Classified by the Australian company as the “last frontier” of long-duration air travel, the 20-hour flights will have exclusive elements that promise to improve the passenger experience, besides representing a new technological advance in aviation.
Finding ways to make a 20-hour flight in one of those seats palatable is going to come down to what else Qantas can offer those passengers.Ian Petchenik, host of the AvTalk aviation podcast
Among the more than 50 new aircraft recently ordered by Qantas, the main highlight is the order of 12 Airbus A350-1000 jets, which will be used for the ultra long flights from Sydney to London and New York three years from now. To operate safely on the 20-hour stretches, the Qantas’ A350-1000 will be a single version, equipped with an additional fuel tank. Airbus has not yet released details about the variant, but it is likely that the model destined for the Australian company should be set to travel more than 17,000 km, given the distance of the flight between Sydney and London (16,983 km).
The largest variant of Airbus’ A350 XWB family, the A350-1000, is certified to carry up to 480 passengers. However, for the sake of the comfort and well-being of customers who will be traveling for 20 hours, Qantas chose a cabin with only 238 seats, including six in first class, 52 in business class, 40 in Premium Economy and 140 in Economy. “I think the real differentiator for passengers in the back of the aircraft is going to be the soft product or forms of entertainment,” Ian Petchenik, host of the AvTalk aviation podcast told CNN.
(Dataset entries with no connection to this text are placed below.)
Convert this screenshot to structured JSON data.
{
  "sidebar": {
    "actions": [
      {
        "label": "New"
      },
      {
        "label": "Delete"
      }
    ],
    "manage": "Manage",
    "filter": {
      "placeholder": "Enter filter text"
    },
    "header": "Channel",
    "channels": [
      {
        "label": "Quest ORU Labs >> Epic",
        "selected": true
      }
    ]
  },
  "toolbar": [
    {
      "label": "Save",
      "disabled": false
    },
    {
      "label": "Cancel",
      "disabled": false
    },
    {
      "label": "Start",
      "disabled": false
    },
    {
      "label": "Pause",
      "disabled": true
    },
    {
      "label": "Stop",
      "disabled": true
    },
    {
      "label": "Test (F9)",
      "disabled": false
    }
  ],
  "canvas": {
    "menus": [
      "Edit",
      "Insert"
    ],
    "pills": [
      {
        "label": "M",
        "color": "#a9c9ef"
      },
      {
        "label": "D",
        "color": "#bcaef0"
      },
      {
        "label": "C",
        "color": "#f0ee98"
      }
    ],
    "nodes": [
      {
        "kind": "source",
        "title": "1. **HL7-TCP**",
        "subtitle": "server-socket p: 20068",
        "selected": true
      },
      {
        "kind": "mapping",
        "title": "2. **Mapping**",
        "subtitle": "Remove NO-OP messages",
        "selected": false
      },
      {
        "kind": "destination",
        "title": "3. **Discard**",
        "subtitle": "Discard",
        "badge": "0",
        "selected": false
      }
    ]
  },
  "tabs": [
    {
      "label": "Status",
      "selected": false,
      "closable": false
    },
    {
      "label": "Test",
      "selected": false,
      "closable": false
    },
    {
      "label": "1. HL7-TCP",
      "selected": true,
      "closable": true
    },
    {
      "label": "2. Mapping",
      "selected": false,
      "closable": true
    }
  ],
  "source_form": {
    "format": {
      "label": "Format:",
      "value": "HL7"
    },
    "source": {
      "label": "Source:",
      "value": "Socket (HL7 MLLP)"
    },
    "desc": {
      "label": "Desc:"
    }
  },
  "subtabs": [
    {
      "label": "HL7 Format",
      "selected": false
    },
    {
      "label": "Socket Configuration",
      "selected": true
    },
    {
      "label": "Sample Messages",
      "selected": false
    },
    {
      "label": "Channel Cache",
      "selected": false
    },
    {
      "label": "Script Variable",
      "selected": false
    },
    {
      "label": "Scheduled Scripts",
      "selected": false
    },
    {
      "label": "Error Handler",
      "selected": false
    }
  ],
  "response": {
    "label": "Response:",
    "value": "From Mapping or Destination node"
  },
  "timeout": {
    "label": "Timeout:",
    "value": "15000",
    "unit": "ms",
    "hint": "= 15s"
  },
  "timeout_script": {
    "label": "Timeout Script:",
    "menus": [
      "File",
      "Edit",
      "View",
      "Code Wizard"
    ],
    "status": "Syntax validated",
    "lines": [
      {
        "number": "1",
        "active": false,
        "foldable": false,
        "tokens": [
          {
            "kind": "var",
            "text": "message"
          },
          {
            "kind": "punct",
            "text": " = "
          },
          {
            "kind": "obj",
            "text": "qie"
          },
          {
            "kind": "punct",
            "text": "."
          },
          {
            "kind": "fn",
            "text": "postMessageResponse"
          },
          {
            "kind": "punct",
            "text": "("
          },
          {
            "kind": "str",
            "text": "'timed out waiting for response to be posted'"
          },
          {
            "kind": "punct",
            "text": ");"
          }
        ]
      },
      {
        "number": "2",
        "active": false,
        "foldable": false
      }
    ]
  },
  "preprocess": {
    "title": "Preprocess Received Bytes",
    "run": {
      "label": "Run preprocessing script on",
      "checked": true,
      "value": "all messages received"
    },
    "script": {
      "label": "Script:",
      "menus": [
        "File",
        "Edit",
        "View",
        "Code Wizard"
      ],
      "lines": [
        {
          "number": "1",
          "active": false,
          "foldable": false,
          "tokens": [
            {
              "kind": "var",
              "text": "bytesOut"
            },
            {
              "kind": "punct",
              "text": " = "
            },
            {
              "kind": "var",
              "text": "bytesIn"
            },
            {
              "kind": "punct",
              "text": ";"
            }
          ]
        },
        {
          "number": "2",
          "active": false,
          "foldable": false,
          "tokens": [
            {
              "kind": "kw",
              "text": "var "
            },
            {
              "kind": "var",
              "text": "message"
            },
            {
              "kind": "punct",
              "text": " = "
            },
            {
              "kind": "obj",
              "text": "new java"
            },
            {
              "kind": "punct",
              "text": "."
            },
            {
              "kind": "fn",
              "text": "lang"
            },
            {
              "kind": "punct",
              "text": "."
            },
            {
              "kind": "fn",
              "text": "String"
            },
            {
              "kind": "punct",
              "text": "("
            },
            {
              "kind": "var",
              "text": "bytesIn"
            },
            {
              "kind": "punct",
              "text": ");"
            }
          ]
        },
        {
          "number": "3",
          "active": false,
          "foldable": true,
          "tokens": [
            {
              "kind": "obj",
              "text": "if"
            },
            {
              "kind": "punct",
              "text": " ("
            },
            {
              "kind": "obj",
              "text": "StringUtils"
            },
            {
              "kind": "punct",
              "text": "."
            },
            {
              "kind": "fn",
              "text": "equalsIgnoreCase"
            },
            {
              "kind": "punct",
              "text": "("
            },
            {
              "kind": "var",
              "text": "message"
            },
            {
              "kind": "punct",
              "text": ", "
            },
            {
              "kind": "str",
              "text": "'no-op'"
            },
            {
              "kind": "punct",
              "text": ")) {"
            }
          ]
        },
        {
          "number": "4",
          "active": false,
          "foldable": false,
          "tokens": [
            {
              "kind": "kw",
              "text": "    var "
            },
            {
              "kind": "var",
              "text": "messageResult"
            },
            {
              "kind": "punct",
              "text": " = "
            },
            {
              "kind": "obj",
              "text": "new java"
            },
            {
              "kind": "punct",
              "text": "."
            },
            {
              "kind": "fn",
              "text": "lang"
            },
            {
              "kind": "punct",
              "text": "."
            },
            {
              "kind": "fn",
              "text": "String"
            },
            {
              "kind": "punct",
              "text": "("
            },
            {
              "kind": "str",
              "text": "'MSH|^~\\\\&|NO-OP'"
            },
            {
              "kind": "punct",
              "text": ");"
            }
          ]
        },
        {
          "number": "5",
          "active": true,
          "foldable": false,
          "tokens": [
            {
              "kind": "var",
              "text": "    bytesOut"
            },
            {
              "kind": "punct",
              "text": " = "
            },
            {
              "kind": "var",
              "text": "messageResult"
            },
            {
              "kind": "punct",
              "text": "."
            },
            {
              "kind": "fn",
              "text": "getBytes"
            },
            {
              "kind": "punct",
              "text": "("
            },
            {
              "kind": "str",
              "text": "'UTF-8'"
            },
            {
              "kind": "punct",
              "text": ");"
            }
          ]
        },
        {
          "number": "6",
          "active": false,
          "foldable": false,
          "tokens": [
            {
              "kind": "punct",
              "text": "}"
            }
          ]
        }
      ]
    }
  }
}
Those in first or business class will have a more comfortable trip, but Qantas also had the “back of the line” passengers in mind. The pitch in Premium Economy will be 40 inches (1.01 meters), which is quite generous for an economy seat, even for those with the “premium” designation. In conventional Economy, the seats will have a pitch of 33 inches (83.8 centimeters).
According to CNN, Qantas will likely choose the best economy seats from the top design and engineering firms, like Recaro or Collins Aerospace.
They will have seat foams covered by special fabrics, a substantial amount of recline, a substantial headrest, under seat footrest, and in Qantas’ case a small foot hammock.
The main cabin solution created by Qantas to reduce passenger wear and tear during long periods of confinement on the plane is what it calls the “Well-being Zone,” which will be accessible to all travelers on board. This is a dedicated space in the aircraft cabin for occupants to move around during their journey.
Australia is like a piece of the West located in the East. In other words, it is a country that is far away from the major commercial and tourist centers located in the Western hemisphere. Currently, connecting these two regions by air requires at least one connection, such as flights from Sydney to London and New York.
With the implementation of Project Sunrise, Qantas expects to reduce the flight time for those traveling to and from Australia to the other side of the world by up to four hours compared to one or more stopovers. In addition, the company also guarantees that all operations under Project Sunrise will be carbon neutral, with all emissions offset.
For Qantas Group CEO Alan Joyce, the ultra-long routes will make any city in the world just one flight away from Australia. “It is the last frontier and the final solution to the tyranny of distance that has traditionally challenged travel to Australia.”